Skip Navigation

Close and don't show again.

Your browser is out of date.

You may not get the full experience here on National Journal.

Please upgrade your browser to any of the following supported browsers:

Analysts Expect a Less-Than-Stellar May Employment Report Analysts Expect a Less-Than-Stellar May Employment Report

This ad will end in seconds
Close X

Want access to this content? Learn More »

Forget Your Password?

Don't have an account? Register »

Reveal Navigation



Analysts Expect a Less-Than-Stellar May Employment Report


PASADENA, CA - MAY 14: Job seekers look over job opening fliers at the WorkSource exhibit, acollaborative effort by governmental agencies to offer jobs and job training resources at theGreater Los Angeles Career Expo at the Pasadena Convention Center on May 14, 2009 inPasadena, California. Nineteen exhibitors offer job and educational opportunities as well asadvice from the Board of Equalization at the event that is open to the general public. (Photo byDavid McNew/Getty Images)(David McNew/Getty Images)

It’s been a tough week for the economy. Stocks tumbled on Wednesday following the release of a disappointing ADP jobs report.
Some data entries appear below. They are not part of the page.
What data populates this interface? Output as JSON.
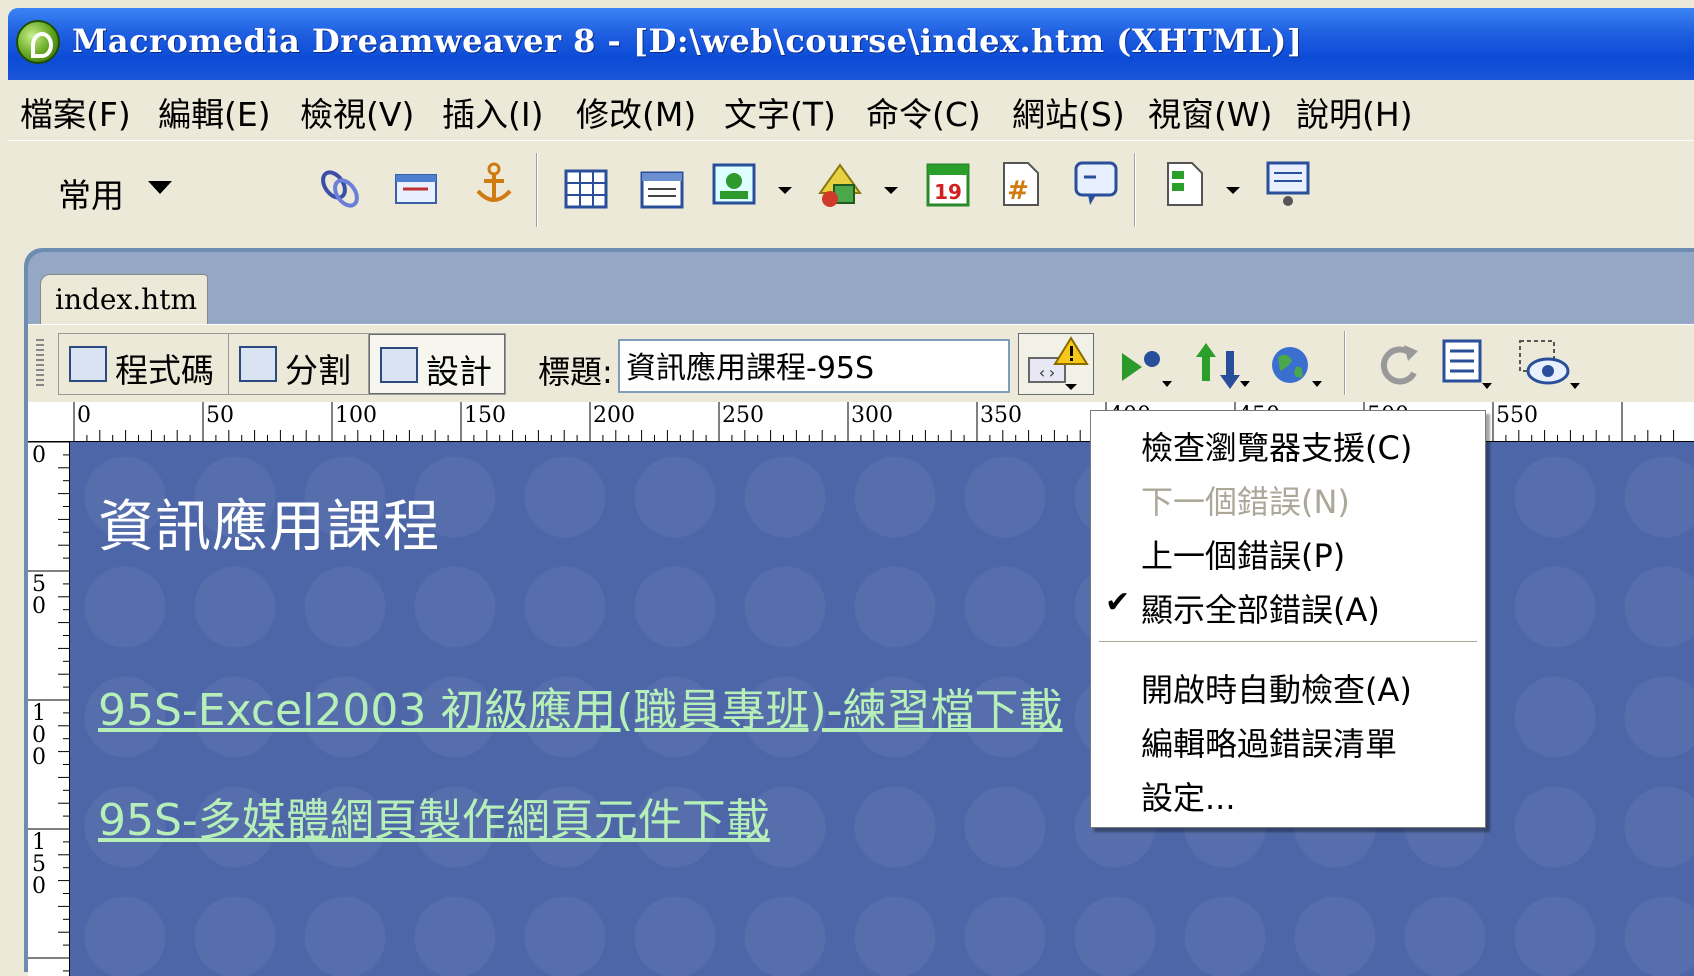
{
  "window": {
    "title": "Macromedia Dreamweaver 8 - [D:\\web\\course\\index.htm (XHTML)]",
    "app_icon": "dreamweaver-icon"
  },
  "menubar": {
    "items": [
      "檔案(F)",
      "編輯(E)",
      "檢視(V)",
      "插入(I)",
      "修改(M)",
      "文字(T)",
      "命令(C)",
      "網站(S)",
      "視窗(W)",
      "說明(H)"
    ]
  },
  "insert_toolbar": {
    "category": "常用",
    "icons": [
      "hyperlink-icon",
      "email-link-icon",
      "named-anchor-icon",
      "table-icon",
      "div-layer-icon",
      "image-icon",
      "media-icon",
      "date-icon",
      "server-side-include-icon",
      "comment-icon",
      "templates-icon",
      "tag-chooser-icon"
    ],
    "date_icon_text": "19"
  },
  "document": {
    "tab": "index.htm",
    "view_buttons": {
      "code": "程式碼",
      "split": "分割",
      "design": "設計"
    },
    "title_label": "標題:",
    "title_value": "資訊應用課程-95S",
    "ruler_h": [
      "0",
      "50",
      "100",
      "150",
      "200",
      "250",
      "300",
      "350",
      "400",
      "450",
      "500",
      "550"
    ],
    "ruler_v": [
      "0",
      "50",
      "100",
      "150"
    ],
    "content": {
      "heading": "資訊應用課程",
      "links": [
        "95S-Excel2003 初級應用(職員專班)-練習檔下載",
        "95S-多媒體網頁製作網頁元件下載"
      ]
    }
  },
  "browser_check_menu": {
    "items": [
      {
        "label": "檢查瀏覽器支援(C)",
        "enabled": true,
        "checked": false
      },
      {
        "label": "下一個錯誤(N)",
        "enabled": false,
        "checked": false
      },
      {
        "label": "上一個錯誤(P)",
        "enabled": true,
        "checked": false
      },
      {
        "label": "顯示全部錯誤(A)",
        "enabled": true,
        "checked": true
      }
    ],
    "items2": [
      {
        "label": "開啟時自動檢查(A)"
      },
      {
        "label": "編輯略過錯誤清單"
      },
      {
        "label": "設定..."
      }
    ]
  }
}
Treasury bonds slipped to their lowest yields of the year. Consumer confidence decreased; housing prices sank. Analysts’ expectations are falling fast for the Labor Department's official jobs report, which will be released on Friday morning.

“I think the general tenor of economic data over the last month or two has taken a decided turn for the worse,” said Josh Feinman, global chief economist for DB Advisors. “The recovery was never that strong to begin with, and I think it’s still laboring under headwinds from the crisis.”


(RELATED: What Needs to Happen to Put Get Over Recession)

Those headwinds include housing prices and households trying to balance their checkbooks. According to Feinman, they are “keeping this recovery from shifting into higher gear.” He thinks tomorrow’s report will show an increase “closer to 100,000 or so” jobs created compared with April’s addition of 244,000 jobs. Laurence Meyer, former Federal Reserve governor and economist, predicted an increase “well below 130,000,” due in part to a “fundamental loss of momentum in the U.S. economy.” A jobs number that falls short of these lowered expectations would likely cause markets to drop again.

Researchers at Deutsche Bank initially predicted an increase of 300,000 nonfarm jobs in May after April’s strong report. They revised their estimate to 160,000 on Thursday, citing that day’s jobless claims numbers, which remained above 400,000 for the eighth week in a row, as well as decreased consumer confidence and lackluster Chicago PMI, ADP job, and ISM employment numbers.


On top of the obstacles to growth created by the recession, a number of temporary factors have caused the Deutsche Bank analysts to lower their prediction for Friday’s jobs report. These include high gasoline prices and auto sector supply-chain disruptions stemming from the March 11 earthquake and tsunami in Japan. Nomura, a Japanese financial-services company, predicts that the Labor Department will report just 85,000 new jobs. Nomura also cited the Japanese disasters’ effect on the U.S. auto industry as well as poor weather conditions that impacted construction jobs.

Thursday’s jobless-claims figures squared with analysts’ predictions, but were not low enough to make a dent in unemployment. They may be a “canary in the coal mine” reflecting lackluster economic indicators -- including jobs reports -- to come, according to Feinman, who said when the numbers remain at that level for that long, “they’re telling you something.”

Nothing is certain, however. Although the ADP National Employment Report released on Wednesday fell way below analysts’ predictions, ADP numbers are not always accurate predictors of official Labor Department data. And even a disappointing jobs report should be taken with a grain of salt. The Labor Department frequently revises jobs numbers within a few weeks of releasing them.

In the end, “growth takes a long time,” Meyer said. “Unemployment is high for a long time.”


Want the news first every morning? Sign up for National Journal's Need-to-Know Memo. Short items to prepare you for the day.

comments powered by Disqus